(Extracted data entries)
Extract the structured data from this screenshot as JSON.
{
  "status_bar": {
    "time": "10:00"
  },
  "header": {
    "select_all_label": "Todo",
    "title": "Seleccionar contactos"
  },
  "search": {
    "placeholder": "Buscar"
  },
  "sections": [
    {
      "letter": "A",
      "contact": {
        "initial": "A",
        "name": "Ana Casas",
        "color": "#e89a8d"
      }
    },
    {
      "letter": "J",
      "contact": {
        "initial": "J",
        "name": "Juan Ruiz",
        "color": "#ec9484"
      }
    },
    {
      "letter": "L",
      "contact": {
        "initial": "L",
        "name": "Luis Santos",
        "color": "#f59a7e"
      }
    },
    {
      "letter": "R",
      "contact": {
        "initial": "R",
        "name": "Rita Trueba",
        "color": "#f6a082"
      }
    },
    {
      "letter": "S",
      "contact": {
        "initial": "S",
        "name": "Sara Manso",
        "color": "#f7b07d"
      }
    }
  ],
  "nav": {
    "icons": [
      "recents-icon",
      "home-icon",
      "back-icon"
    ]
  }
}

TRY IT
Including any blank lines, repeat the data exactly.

YOUR SOLUTION
Extract the structured data from this screenshot as JSON.
{
  "status_bar": {
    "time": "10:00"
  },
  "header": {
    "select_all_label": "Todo",
    "title": "Seleccionar contactos"
  },
  "search": {
    "placeholder": "Buscar"
  },
  "sections": [
    {
      "letter": "A",
      "contact": {
        "initial": "A",
        "name": "Ana Casas",
        "color": "#e89a8d"
      }
    },
    {
      "letter": "J",
      "contact": {
        "initial": "J",
        "name": "Juan Ruiz",
        "color": "#ec9484"
      }
    },
    {
      "letter": "L",
      "contact": {
        "initial": "L",
        "name": "Luis Santos",
        "color": "#f59a7e"
      }
    },
    {
      "letter": "R",
      "contact": {
        "initial": "R",
        "name": "Rita Trueba",
        "color": "#f6a082"
      }
    },
    {
      "letter": "S",
      "contact": {
        "initial": "S",
        "name": "Sara Manso",
        "color": "#f7b07d"
      }
    }
  ],
  "nav": {
    "icons": [
      "recents-icon",
      "home-icon",
      "back-icon"
    ]
  }
}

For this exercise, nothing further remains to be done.